This story appears in the Oct. 21 print edition of Transport Topics.
Four-year-old intermodal equipment safety rules that were supposed to make chassis safer have failed to accomplish that goal because the Federal Motor Carrier Safety Administration isn’t enforcing the law, according to trucking officials.
“Nothing has changed,” Curtis Whalen, executive director of the Intermodal Motor Carriers Conference of American Trucking Associations, told Transport Topics last week, charging that the agency’s own inspections have uncovered frequent defects that haven’t been punished.
“The law is not working,” he said. “We are now in a situation where I think the audits so far have shown there hasn’t been an improvement in the quality of chassis offered. There is a very high level of noncompliance.”
FMCSA declined to provide details of any of its inspections. In May, Jack Van Steenburg, the agency’s chief safety officer, told truckers at an Intermodal Association of North America meeting that as many as three inspections of equipment providers would be done this year.
FMCSA didn’t respond to requests for comment on the truckers’ assertions by press time as the government reopened Oct. 17.
When asked by TT for information about the results of inspections of intermodal equipment providers, agency spokesman Duane DeBruyne said FMCSA doesn’t release results of those inspections except through Freedom of Information Act requests.
The reason, he said, was concern about legal action that might arise from issues raised in those reviews.
TT requested that information for leasing companies, pool operators and major ocean carriers on Oct. 16. No results had been received by press time.
FMCSA created chassis safety rules in 2009, nearly four years after a law was passed that required providers of intermodal equipment, known as IEPs, to ensure that chassis were safe and “roadable,” or roadworthy.
The rules were meant to address trucker complaints that they were being fined and penalized for chassis with defects such as misaligned brakes and lights that didn’t work properly while they were in operation.
“It appears to me that since there has been no enforcement action on the part of FMCSA . . . the industry has chosen to ignore the new regulations, returning to a model that has proven to be ineffective,” said David Manning, president of TCW, a drayage operator based in Nashville, Tenn. “Rules without enforcement will not improve the quality of the chassis on the highway.”
“There was an initial improvement in the quality of the chassis shortly before the roadability rules became effective,” Manning told TT. “Sadly, that is not the case today. It is very much back to the old maintenance model today, where the equipment providers expect the motor carriers to find defects before leaving a facility and take the unit through a repair lane to have the defects repaired before hitting the highway.”

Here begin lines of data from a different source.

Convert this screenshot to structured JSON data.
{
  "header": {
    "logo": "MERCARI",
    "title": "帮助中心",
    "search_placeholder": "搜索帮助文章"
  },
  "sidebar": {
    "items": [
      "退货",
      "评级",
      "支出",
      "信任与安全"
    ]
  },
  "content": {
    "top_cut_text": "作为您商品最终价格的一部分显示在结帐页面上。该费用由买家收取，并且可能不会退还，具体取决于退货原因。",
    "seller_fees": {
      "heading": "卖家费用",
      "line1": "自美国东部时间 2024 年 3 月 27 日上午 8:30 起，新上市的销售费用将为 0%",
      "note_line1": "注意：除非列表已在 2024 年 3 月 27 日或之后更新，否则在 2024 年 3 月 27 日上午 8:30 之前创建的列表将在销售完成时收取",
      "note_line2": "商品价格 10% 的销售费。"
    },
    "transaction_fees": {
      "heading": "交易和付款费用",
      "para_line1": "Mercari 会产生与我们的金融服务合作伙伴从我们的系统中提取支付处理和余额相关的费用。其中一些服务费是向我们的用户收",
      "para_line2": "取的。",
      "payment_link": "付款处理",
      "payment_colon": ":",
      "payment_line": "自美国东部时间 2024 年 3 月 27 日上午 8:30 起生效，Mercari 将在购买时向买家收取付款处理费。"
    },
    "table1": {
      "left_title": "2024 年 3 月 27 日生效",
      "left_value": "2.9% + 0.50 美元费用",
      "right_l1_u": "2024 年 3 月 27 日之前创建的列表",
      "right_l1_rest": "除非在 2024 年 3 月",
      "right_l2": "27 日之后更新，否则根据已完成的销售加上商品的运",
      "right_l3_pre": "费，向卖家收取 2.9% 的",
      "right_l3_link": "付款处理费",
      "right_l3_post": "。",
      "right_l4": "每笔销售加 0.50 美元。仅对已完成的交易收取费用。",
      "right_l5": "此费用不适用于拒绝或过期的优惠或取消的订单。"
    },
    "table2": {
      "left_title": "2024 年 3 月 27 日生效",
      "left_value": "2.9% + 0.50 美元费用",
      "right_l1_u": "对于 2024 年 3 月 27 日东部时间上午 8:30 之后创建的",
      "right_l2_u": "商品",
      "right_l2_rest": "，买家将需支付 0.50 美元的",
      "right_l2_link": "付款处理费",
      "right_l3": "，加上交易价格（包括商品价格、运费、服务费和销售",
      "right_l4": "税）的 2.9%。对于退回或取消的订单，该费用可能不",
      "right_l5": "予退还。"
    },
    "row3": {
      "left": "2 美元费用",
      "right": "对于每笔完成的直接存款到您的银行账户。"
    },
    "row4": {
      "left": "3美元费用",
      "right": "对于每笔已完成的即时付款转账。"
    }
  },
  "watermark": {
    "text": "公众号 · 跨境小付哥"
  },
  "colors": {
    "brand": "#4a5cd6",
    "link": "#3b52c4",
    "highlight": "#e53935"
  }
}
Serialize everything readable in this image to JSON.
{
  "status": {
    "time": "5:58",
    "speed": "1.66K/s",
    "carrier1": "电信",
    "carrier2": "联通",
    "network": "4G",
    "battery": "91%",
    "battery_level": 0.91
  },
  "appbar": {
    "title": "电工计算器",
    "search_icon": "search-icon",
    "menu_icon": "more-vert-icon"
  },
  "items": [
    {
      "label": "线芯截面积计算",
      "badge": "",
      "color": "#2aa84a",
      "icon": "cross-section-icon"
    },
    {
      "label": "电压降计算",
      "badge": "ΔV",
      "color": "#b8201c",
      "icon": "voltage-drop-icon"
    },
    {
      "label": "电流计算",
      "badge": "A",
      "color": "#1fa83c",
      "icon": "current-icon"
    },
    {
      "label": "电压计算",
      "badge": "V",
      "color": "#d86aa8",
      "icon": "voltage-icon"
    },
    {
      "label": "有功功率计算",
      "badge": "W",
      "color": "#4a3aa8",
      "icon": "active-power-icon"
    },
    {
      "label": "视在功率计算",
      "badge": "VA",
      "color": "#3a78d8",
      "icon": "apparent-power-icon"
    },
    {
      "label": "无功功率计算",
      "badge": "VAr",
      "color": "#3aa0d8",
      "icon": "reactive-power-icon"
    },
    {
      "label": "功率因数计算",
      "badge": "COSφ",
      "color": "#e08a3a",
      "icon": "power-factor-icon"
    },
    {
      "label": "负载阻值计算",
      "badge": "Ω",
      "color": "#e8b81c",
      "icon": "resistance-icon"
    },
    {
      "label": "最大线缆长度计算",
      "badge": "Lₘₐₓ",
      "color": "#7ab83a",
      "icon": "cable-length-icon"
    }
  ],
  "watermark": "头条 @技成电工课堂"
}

He added: “FMCSA recognized during the rulemaking process that this system does not work. According to the law, equipment providers are supposed to have a systematic maintenance program and tender roadable equipment to the motor carrier.”
Manning also said roadable chassis are not clearly discernible from ones needing repairs.
Whalen and Manning said their comments were directed at FMCSA and not at particular individual equipment providers.
Chassis currently are provided by leasing companies, ocean carriers and railroads, along with some truckers.
Leasing companies have gradually acquired a majority of chassis as some ocean carriers have moved away from the prior approach of providing that equipment to truckers at no cost.
Whalen offered one solution.
“If the equipment is not roadable, [providers] need to be shut down. FMCSA needs to send the message loud and clear that there are consequences. If they close down even one operator, they will all get the message,” he said. “Providers are still using the truckers to do unpaid quality control,” he said, forcing drivers who detect defects in chassis before they leave a terminal to take the equipment to repair lines and wait for a replacement.
Whalen also said it was common to have a chassis with a red tag that indicates a defect to have a container already mounted on it when a driver arrives for a pickup.
“We take strong issue with that,” Whalen said. “There isn’t a clearer violation of the law than that. It is in the law that providers have to provide roadable equipment.”
Whalen noted that the transition to leasing companies as equipment providers should have created an incentive to provide better equipment because there are rental charges.
“We have to get a handle on this,” Whalen said. “We are paying for the equipment, and we are not getting roadable chassis.”
One particular area of concern, Whalen said, was South Atlantic locations, where hot weather raises road temperatures, causing stress on tires and other equipment.